* Exercise goal
Only the pictures are to be left out; set down the rest of the records exactly.

(Element data from apps and pages)
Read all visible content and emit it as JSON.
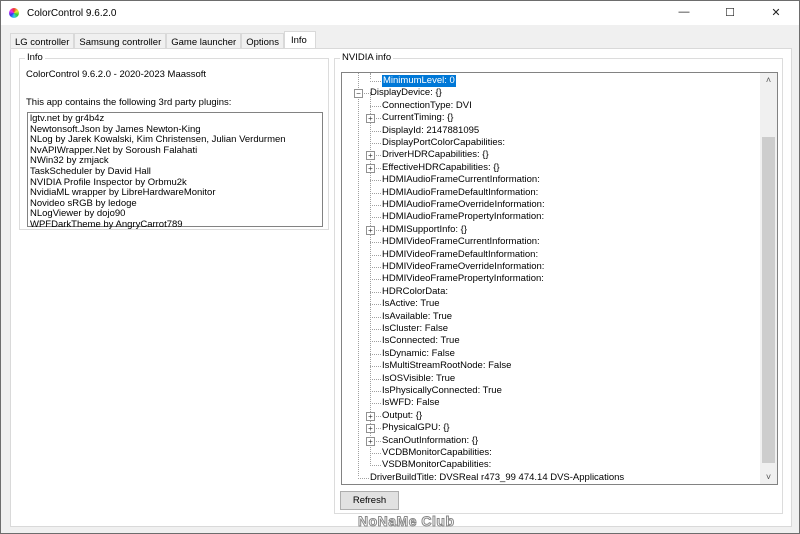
{
  "window": {
    "title": "ColorControl 9.6.2.0",
    "minimize": "—",
    "maximize": "☐",
    "close": "✕"
  },
  "tabs": [
    "LG controller",
    "Samsung controller",
    "Game launcher",
    "Options",
    "Info"
  ],
  "info": {
    "group_label": "Info",
    "version_line": "ColorControl 9.6.2.0 - 2020-2023 Maassoft",
    "plugins_label": "This app contains the following 3rd party plugins:",
    "plugins": [
      "lgtv.net by gr4b4z",
      "Newtonsoft.Json by James Newton-King",
      "NLog by Jarek Kowalski, Kim Christensen, Julian Verdurmen",
      "NvAPIWrapper.Net by Soroush Falahati",
      "NWin32 by zmjack",
      "TaskScheduler by David Hall",
      "NVIDIA Profile Inspector by Orbmu2k",
      "NvidiaML wrapper by LibreHardwareMonitor",
      "Novideo sRGB by ledoge",
      "NLogViewer by dojo90",
      "WPFDarkTheme by AngryCarrot789"
    ]
  },
  "nvidia": {
    "group_label": "NVIDIA info",
    "refresh_label": "Refresh",
    "tree": [
      {
        "text": "MinimumLevel: 0",
        "level": 3,
        "selected": true,
        "last": true
      },
      {
        "text": "DisplayDevice: {}",
        "level": 2,
        "expander": "-"
      },
      {
        "text": "ConnectionType: DVI",
        "level": 3
      },
      {
        "text": "CurrentTiming: {}",
        "level": 3,
        "expander": "+"
      },
      {
        "text": "DisplayId: 2147881095",
        "level": 3
      },
      {
        "text": "DisplayPortColorCapabilities:",
        "level": 3
      },
      {
        "text": "DriverHDRCapabilities: {}",
        "level": 3,
        "expander": "+"
      },
      {
        "text": "EffectiveHDRCapabilities: {}",
        "level": 3,
        "expander": "+"
      },
      {
        "text": "HDMIAudioFrameCurrentInformation:",
        "level": 3
      },
      {
        "text": "HDMIAudioFrameDefaultInformation:",
        "level": 3
      },
      {
        "text": "HDMIAudioFrameOverrideInformation:",
        "level": 3
      },
      {
        "text": "HDMIAudioFramePropertyInformation:",
        "level": 3
      },
      {
        "text": "HDMISupportInfo: {}",
        "level": 3,
        "expander": "+"
      },
      {
        "text": "HDMIVideoFrameCurrentInformation:",
        "level": 3
      },
      {
        "text": "HDMIVideoFrameDefaultInformation:",
        "level": 3
      },
      {
        "text": "HDMIVideoFrameOverrideInformation:",
        "level": 3
      },
      {
        "text": "HDMIVideoFramePropertyInformation:",
        "level": 3
      },
      {
        "text": "HDRColorData:",
        "level": 3
      },
      {
        "text": "IsActive: True",
        "level": 3
      },
      {
        "text": "IsAvailable: True",
        "level": 3
      },
      {
        "text": "IsCluster: False",
        "level": 3
      },
      {
        "text": "IsConnected: True",
        "level": 3
      },
      {
        "text": "IsDynamic: False",
        "level": 3
      },
      {
        "text": "IsMultiStreamRootNode: False",
        "level": 3
      },
      {
        "text": "IsOSVisible: True",
        "level": 3
      },
      {
        "text": "IsPhysicallyConnected: True",
        "level": 3
      },
      {
        "text": "IsWFD: False",
        "level": 3
      },
      {
        "text": "Output: {}",
        "level": 3,
        "expander": "+"
      },
      {
        "text": "PhysicalGPU: {}",
        "level": 3,
        "expander": "+"
      },
      {
        "text": "ScanOutInformation: {}",
        "level": 3,
        "expander": "+"
      },
      {
        "text": "VCDBMonitorCapabilities:",
        "level": 3
      },
      {
        "text": "VSDBMonitorCapabilities:",
        "level": 3,
        "last": true
      },
      {
        "text": "DriverBuildTitle: DVSReal r473_99 474.14 DVS-Applications",
        "level": 2
      }
    ]
  },
  "watermark": "NoNaMe Club"
}
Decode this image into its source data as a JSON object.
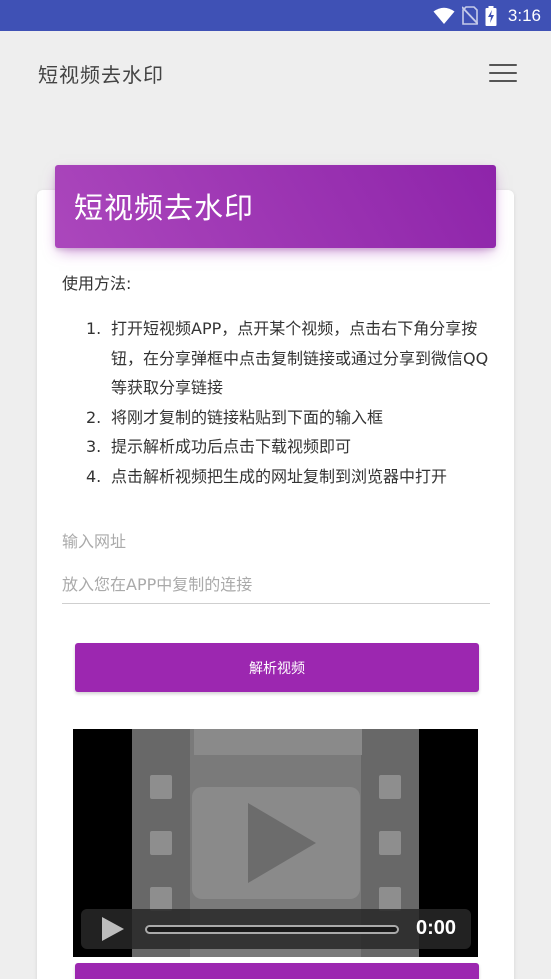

* Your response
Read all visible content and emit it as JSON.
{
  "window": {
    "title": "ColorControl 9.6.2.0",
    "minimize": "—",
    "maximize": "☐",
    "close": "✕"
  },
  "tabs": [
    "LG controller",
    "Samsung controller",
    "Game launcher",
    "Options",
    "Info"
  ],
  "info": {
    "group_label": "Info",
    "version_line": "ColorControl 9.6.2.0 - 2020-2023 Maassoft",
    "plugins_label": "This app contains the following 3rd party plugins:",
    "plugins": [
      "lgtv.net by gr4b4z",
      "Newtonsoft.Json by James Newton-King",
      "NLog by Jarek Kowalski, Kim Christensen, Julian Verdurmen",
      "NvAPIWrapper.Net by Soroush Falahati",
      "NWin32 by zmjack",
      "TaskScheduler by David Hall",
      "NVIDIA Profile Inspector by Orbmu2k",
      "NvidiaML wrapper by LibreHardwareMonitor",
      "Novideo sRGB by ledoge",
      "NLogViewer by dojo90",
      "WPFDarkTheme by AngryCarrot789"
    ]
  },
  "nvidia": {
    "group_label": "NVIDIA info",
    "refresh_label": "Refresh",
    "tree": [
      {
        "text": "MinimumLevel: 0",
        "level": 3,
        "selected": true,
        "last": true
      },
      {
        "text": "DisplayDevice: {}",
        "level": 2,
        "expander": "-"
      },
      {
        "text": "ConnectionType: DVI",
        "level": 3
      },
      {
        "text": "CurrentTiming: {}",
        "level": 3,
        "expander": "+"
      },
      {
        "text": "DisplayId: 2147881095",
        "level": 3
      },
      {
        "text": "DisplayPortColorCapabilities:",
        "level": 3
      },
      {
        "text": "DriverHDRCapabilities: {}",
        "level": 3,
        "expander": "+"
      },
      {
        "text": "EffectiveHDRCapabilities: {}",
        "level": 3,
        "expander": "+"
      },
      {
        "text": "HDMIAudioFrameCurrentInformation:",
        "level": 3
      },
      {
        "text": "HDMIAudioFrameDefaultInformation:",
        "level": 3
      },
      {
        "text": "HDMIAudioFrameOverrideInformation:",
        "level": 3
      },
      {
        "text": "HDMIAudioFramePropertyInformation:",
        "level": 3
      },
      {
        "text": "HDMISupportInfo: {}",
        "level": 3,
        "expander": "+"
      },
      {
        "text": "HDMIVideoFrameCurrentInformation:",
        "level": 3
      },
      {
        "text": "HDMIVideoFrameDefaultInformation:",
        "level": 3
      },
      {
        "text": "HDMIVideoFrameOverrideInformation:",
        "level": 3
      },
      {
        "text": "HDMIVideoFramePropertyInformation:",
        "level": 3
      },
      {
        "text": "HDRColorData:",
        "level": 3
      },
      {
        "text": "IsActive: True",
        "level": 3
      },
      {
        "text": "IsAvailable: True",
        "level": 3
      },
      {
        "text": "IsCluster: False",
        "level": 3
      },
      {
        "text": "IsConnected: True",
        "level": 3
      },
      {
        "text": "IsDynamic: False",
        "level": 3
      },
      {
        "text": "IsMultiStreamRootNode: False",
        "level": 3
      },
      {
        "text": "IsOSVisible: True",
        "level": 3
      },
      {
        "text": "IsPhysicallyConnected: True",
        "level": 3
      },
      {
        "text": "IsWFD: False",
        "level": 3
      },
      {
        "text": "Output: {}",
        "level": 3,
        "expander": "+"
      },
      {
        "text": "PhysicalGPU: {}",
        "level": 3,
        "expander": "+"
      },
      {
        "text": "ScanOutInformation: {}",
        "level": 3,
        "expander": "+"
      },
      {
        "text": "VCDBMonitorCapabilities:",
        "level": 3
      },
      {
        "text": "VSDBMonitorCapabilities:",
        "level": 3,
        "last": true
      },
      {
        "text": "DriverBuildTitle: DVSReal r473_99 474.14 DVS-Applications",
        "level": 2
      }
    ]
  },
  "watermark": "NoNaMe Club"
}
Decode this image into its source data as a JSON object.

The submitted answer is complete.